TORONTO - The Canadian dollar closed higher Friday, while an index measuring price changes for major commodities sold by manufacturers in Canada dipped last month.
The loonie was up 0.28 of a cent at 93.8 cents US.
Statistics Canada's Industrial Product Price Index was down 0.5 per cent in May, mainly because of lower prices for energy and petroleum products.
Diesel fuel, light fuel oils and gasoline were the main reasons for the decline in this commodity group.
Elsewhere on the economic calendar, the University of Michigan's widely watched U.S. consumer sentiment index rose to 82.5, an improvement on the 81.9 reading that economists had forecast and up from a flash estimate of 81.2.
But the report failed to reassure investors rattled this week by a 2.9 per cent contraction in U.S. gross domestic product in the first quarter, almost a full point higher than expected.
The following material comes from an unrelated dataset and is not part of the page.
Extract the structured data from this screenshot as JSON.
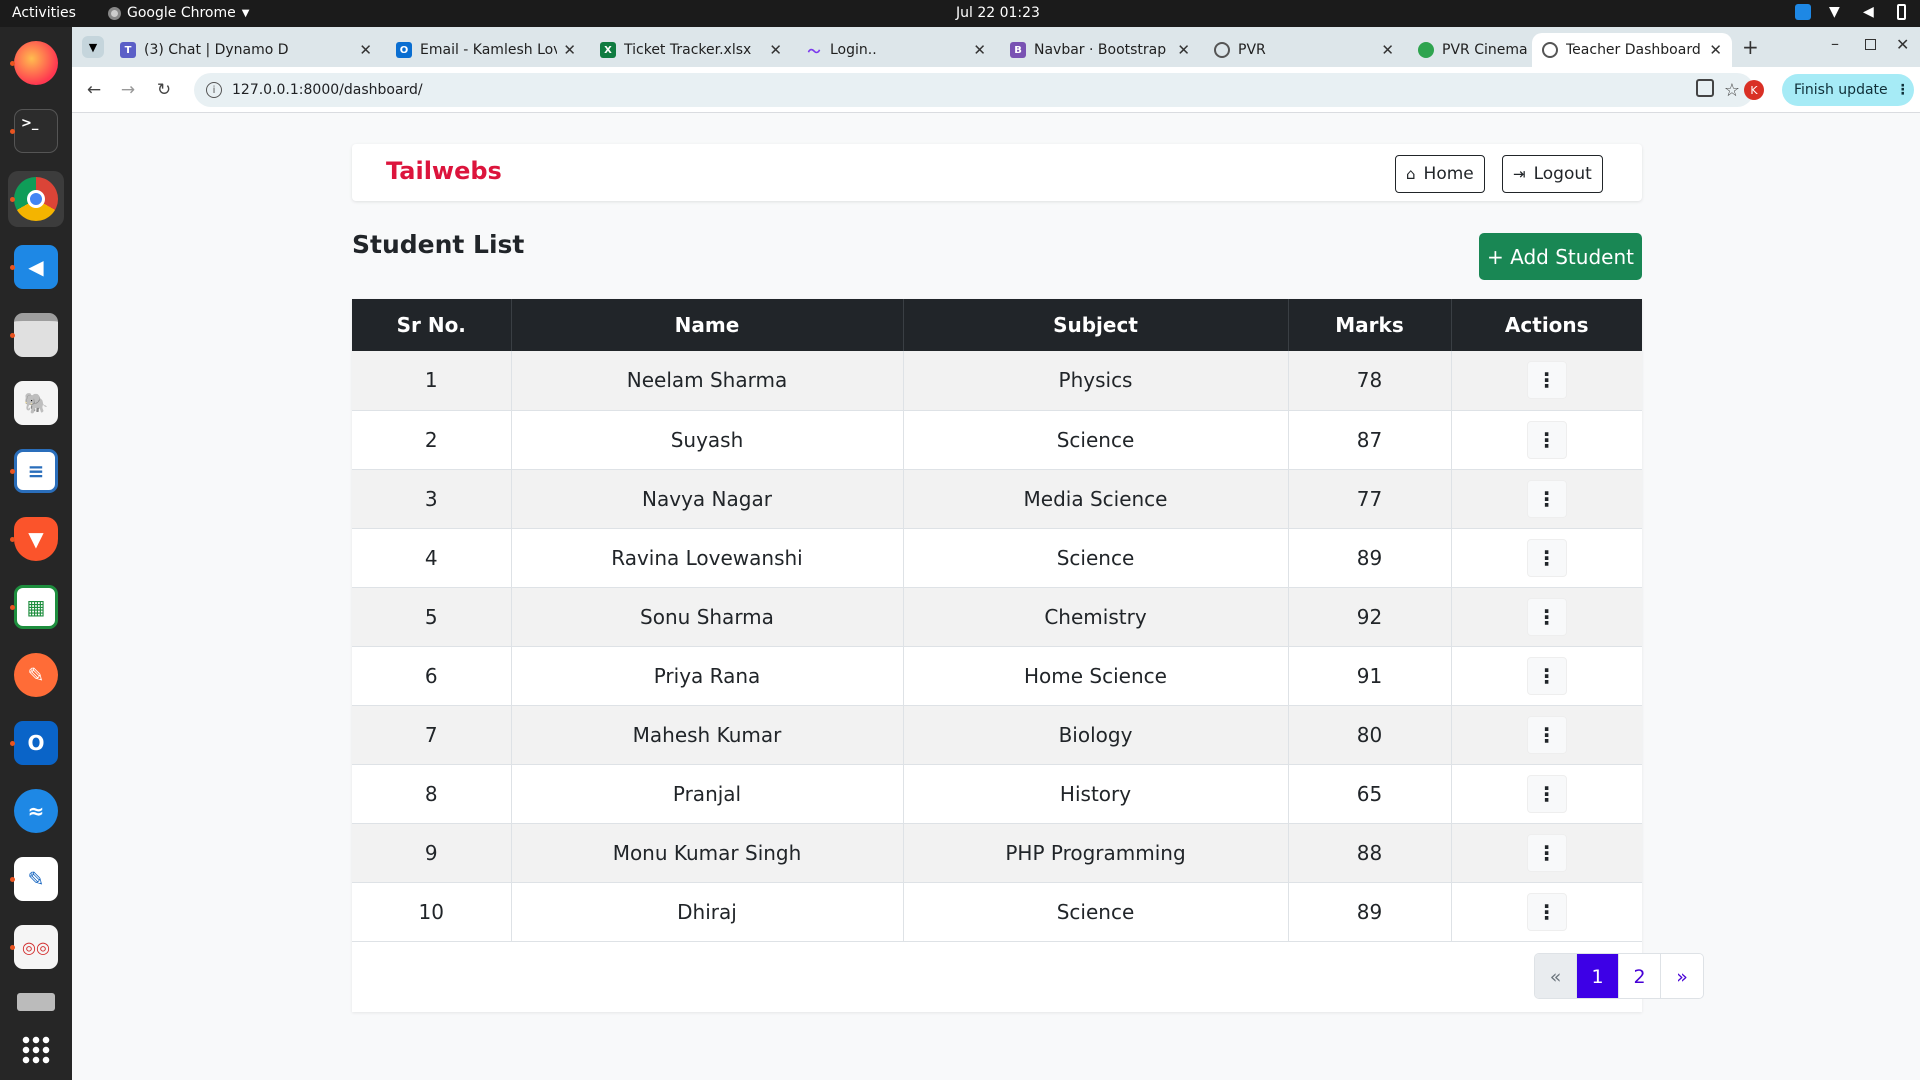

Markets had initially shrugged off the data on expectations the American economy would jump ahead in the second quarter as the deterioration was largely blamed on severe winter weather. But concerns resurfaced Thursday as a new report showed a worse than expected reading on consumer spending and consumption.
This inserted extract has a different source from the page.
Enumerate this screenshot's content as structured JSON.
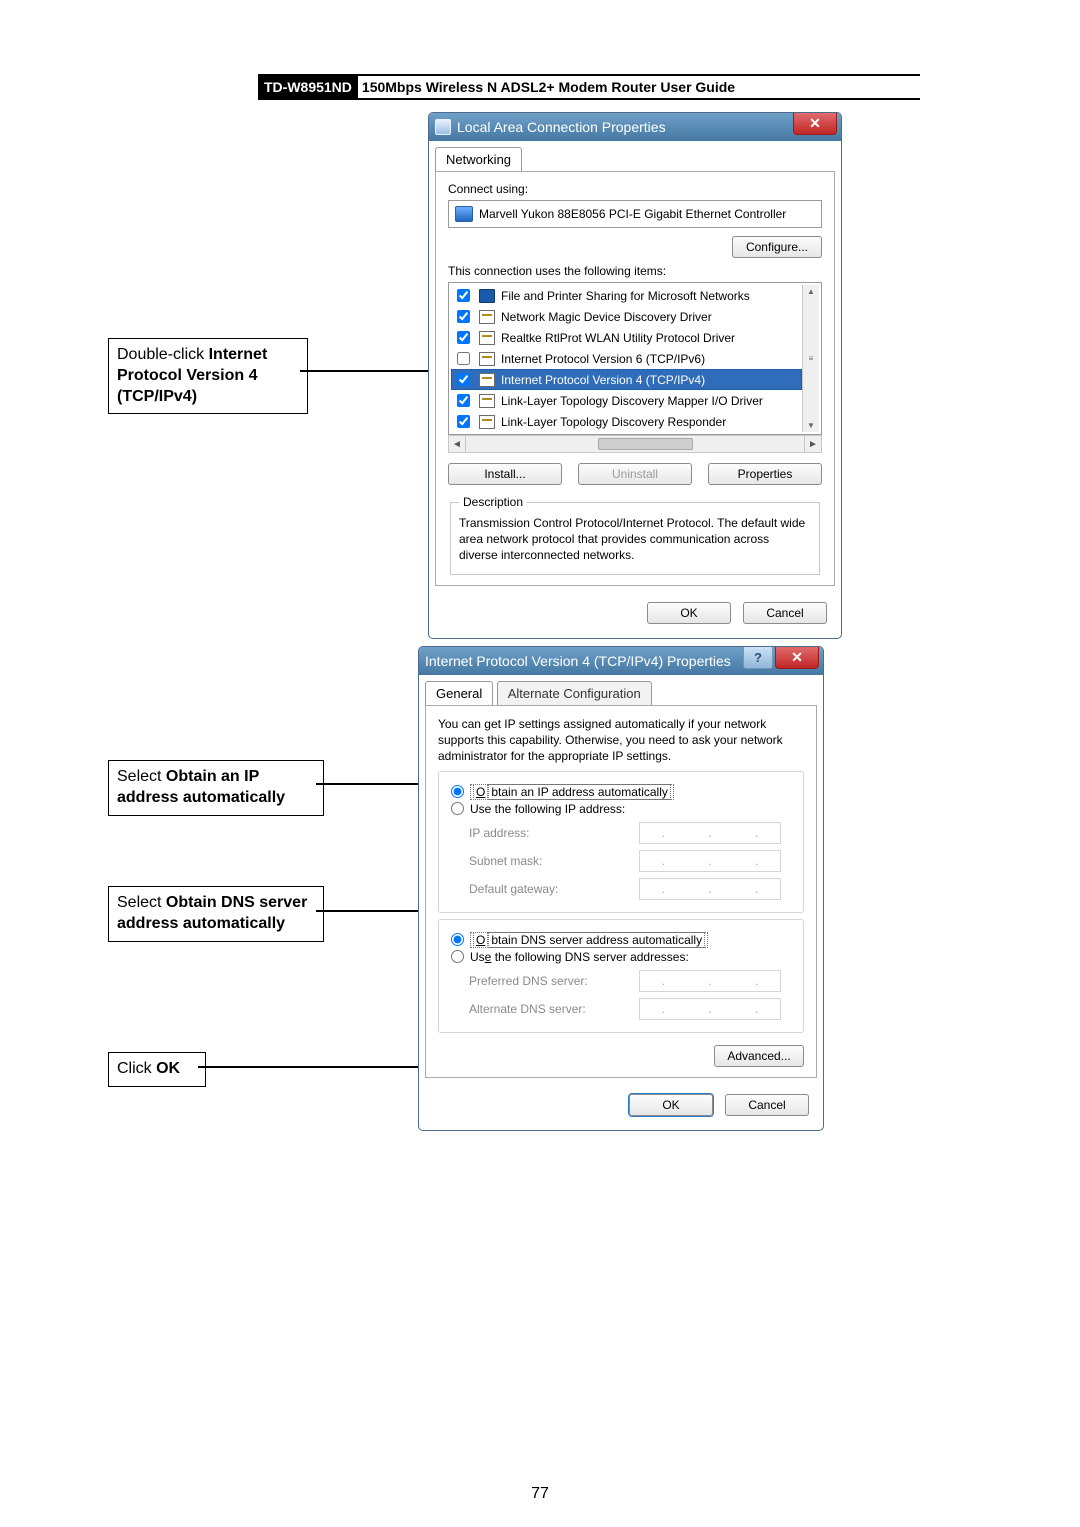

The report also sparked concerns about whether the American economy can take the strain of higher interest rates, particularly after St. Louis Federal Reserve president James Bullard said markets donâ€™t realize how close the U.S. central bank is to reaching its targets of low unemployment and stable prices. That prompted speculation the Fed hike rates as soon as the first quarter of 2015.
Traders are looking ahead to key economic data next week for reassurance that the economy is indeed on track for a strong second quarter, including the June reading on the manufacturing sector from the Institute for Supply Management and the release Thursday of the U.S. government's employment report for June.
Commodity prices were mixed with August crude losing a dime to US$105.74 a barrel. Crude prices have declined this week in the wake of the weaker than expected U.S. consumer data and expectations that the sectarian fighting in Iraq wonâ€˜t spread to that country's oil-producing south.
September copper was unchanged at US$3.17 a pound, while August bullion rose $3 to US$1,320 an ounce.
The loonie has had a positive month, up about 1 1/2 cents to a six-month high as gold and oil prices rose amid geopolitical concerns centred on a rising insurgency in Iraq and tensions between Ukraine and Russia.
The loonie had also found support from stronger than expected inflation data, which raised expectations that the Bank of Canada could raise interest rates sooner than thought.